*Problem requirements*.
Wherever "value" shows up in the records below, copy the whole line.

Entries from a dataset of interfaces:

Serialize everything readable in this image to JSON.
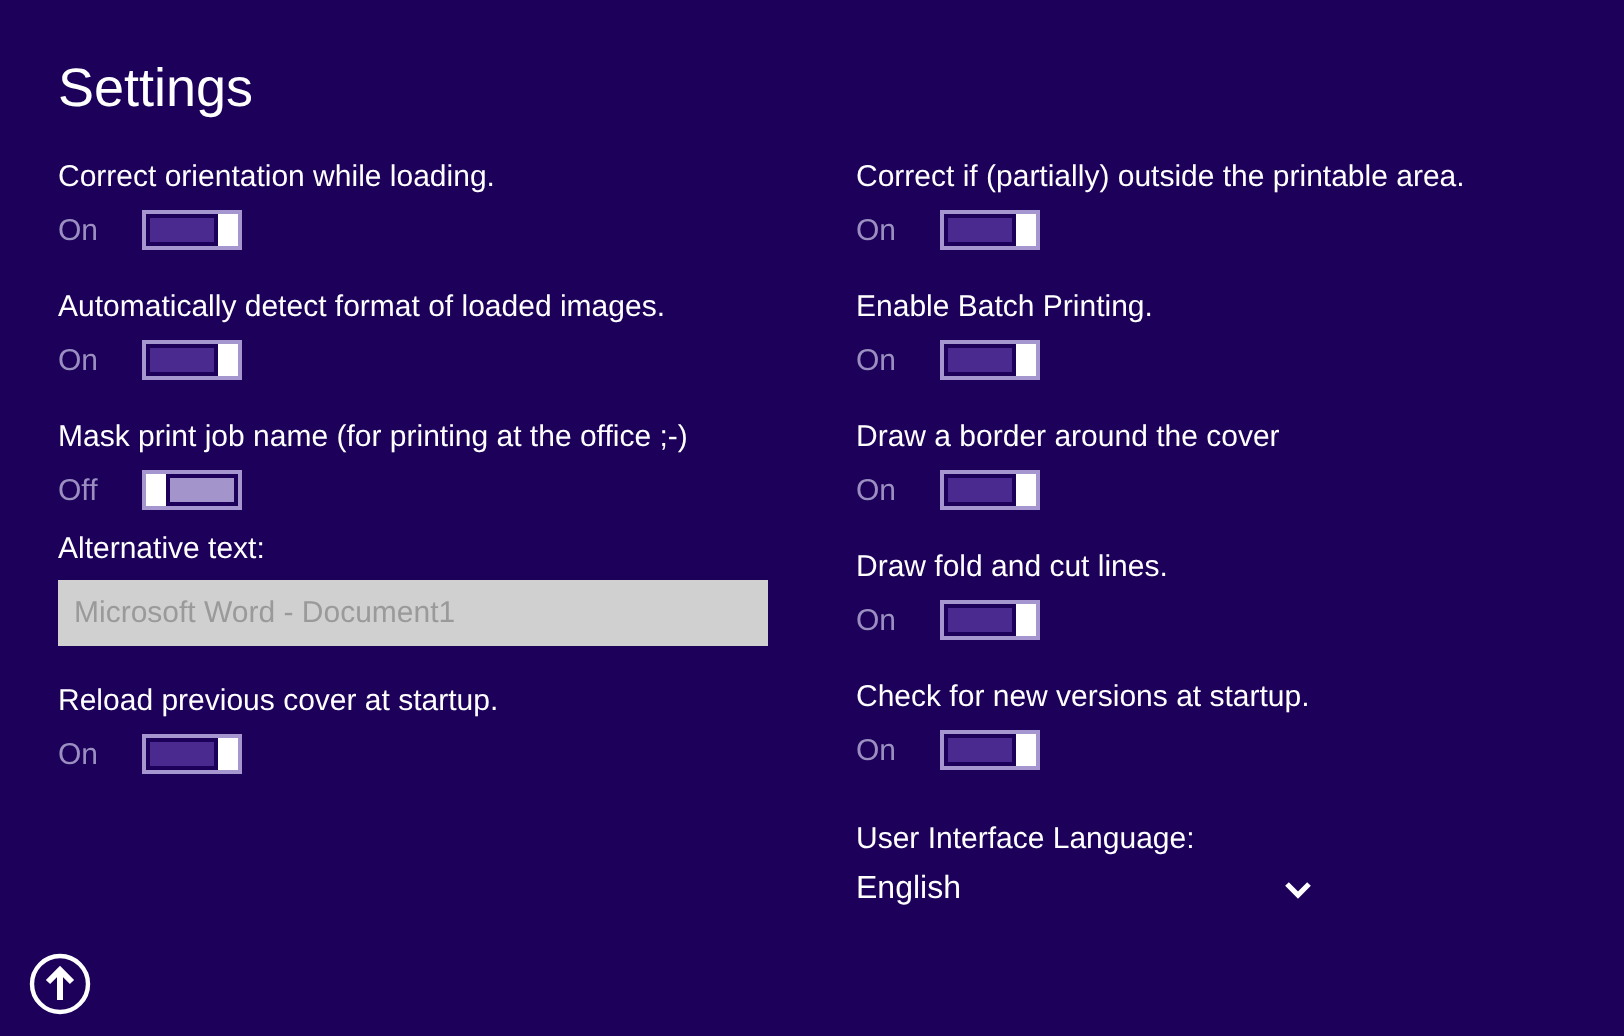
{
  "title": "Settings",
  "left_column": [
    {
      "kind": "toggle",
      "label": "Correct orientation while loading.",
      "state_text": "On",
      "on": true
    },
    {
      "kind": "toggle",
      "label": "Automatically detect format of loaded images.",
      "state_text": "On",
      "on": true
    },
    {
      "kind": "toggle",
      "label": "Mask print job name (for printing at the office ;-)",
      "state_text": "Off",
      "on": false
    },
    {
      "kind": "text_field",
      "label": "Alternative text:",
      "value": "Microsoft Word - Document1",
      "disabled": true
    },
    {
      "kind": "toggle",
      "label": "Reload previous cover at startup.",
      "state_text": "On",
      "on": true
    }
  ],
  "right_column": [
    {
      "kind": "toggle",
      "label": "Correct if (partially) outside the printable area.",
      "state_text": "On",
      "on": true
    },
    {
      "kind": "toggle",
      "label": "Enable Batch Printing.",
      "state_text": "On",
      "on": true
    },
    {
      "kind": "toggle",
      "label": "Draw a border around the cover",
      "state_text": "On",
      "on": true
    },
    {
      "kind": "toggle",
      "label": "Draw fold and cut lines.",
      "state_text": "On",
      "on": true
    },
    {
      "kind": "toggle",
      "label": "Check for new versions at startup.",
      "state_text": "On",
      "on": true
    },
    {
      "kind": "dropdown",
      "label": "User Interface Language:",
      "value": "English"
    }
  ]
}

*Task response*.
      "value": "Microsoft Word - Document1",
      "value": "English"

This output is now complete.